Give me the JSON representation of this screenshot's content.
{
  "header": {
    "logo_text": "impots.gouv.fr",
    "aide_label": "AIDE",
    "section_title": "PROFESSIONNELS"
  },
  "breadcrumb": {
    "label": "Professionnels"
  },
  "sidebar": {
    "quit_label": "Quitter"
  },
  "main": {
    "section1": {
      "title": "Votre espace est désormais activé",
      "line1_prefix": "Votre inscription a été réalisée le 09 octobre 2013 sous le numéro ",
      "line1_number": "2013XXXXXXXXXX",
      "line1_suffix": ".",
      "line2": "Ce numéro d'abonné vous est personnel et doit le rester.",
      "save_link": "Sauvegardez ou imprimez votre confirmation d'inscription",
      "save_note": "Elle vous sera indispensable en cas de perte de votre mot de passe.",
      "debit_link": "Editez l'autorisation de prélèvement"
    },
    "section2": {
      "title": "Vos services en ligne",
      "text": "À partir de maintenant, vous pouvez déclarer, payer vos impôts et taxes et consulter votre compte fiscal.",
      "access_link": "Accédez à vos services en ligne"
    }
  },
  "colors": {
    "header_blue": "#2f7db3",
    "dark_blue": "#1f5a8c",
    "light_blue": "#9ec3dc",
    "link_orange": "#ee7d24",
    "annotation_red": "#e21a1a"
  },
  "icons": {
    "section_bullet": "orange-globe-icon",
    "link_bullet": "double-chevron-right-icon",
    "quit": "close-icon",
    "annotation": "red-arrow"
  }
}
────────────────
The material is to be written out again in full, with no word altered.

Give me the JSON representation of this screenshot's content.
{
  "header": {
    "logo_text": "impots.gouv.fr",
    "aide_label": "AIDE",
    "section_title": "PROFESSIONNELS"
  },
  "breadcrumb": {
    "label": "Professionnels"
  },
  "sidebar": {
    "quit_label": "Quitter"
  },
  "main": {
    "section1": {
      "title": "Votre espace est désormais activé",
      "line1_prefix": "Votre inscription a été réalisée le 09 octobre 2013 sous le numéro ",
      "line1_number": "2013XXXXXXXXXX",
      "line1_suffix": ".",
      "line2": "Ce numéro d'abonné vous est personnel et doit le rester.",
      "save_link": "Sauvegardez ou imprimez votre confirmation d'inscription",
      "save_note": "Elle vous sera indispensable en cas de perte de votre mot de passe.",
      "debit_link": "Editez l'autorisation de prélèvement"
    },
    "section2": {
      "title": "Vos services en ligne",
      "text": "À partir de maintenant, vous pouvez déclarer, payer vos impôts et taxes et consulter votre compte fiscal.",
      "access_link": "Accédez à vos services en ligne"
    }
  },
  "colors": {
    "header_blue": "#2f7db3",
    "dark_blue": "#1f5a8c",
    "light_blue": "#9ec3dc",
    "link_orange": "#ee7d24",
    "annotation_red": "#e21a1a"
  },
  "icons": {
    "section_bullet": "orange-globe-icon",
    "link_bullet": "double-chevron-right-icon",
    "quit": "close-icon",
    "annotation": "red-arrow"
  }
}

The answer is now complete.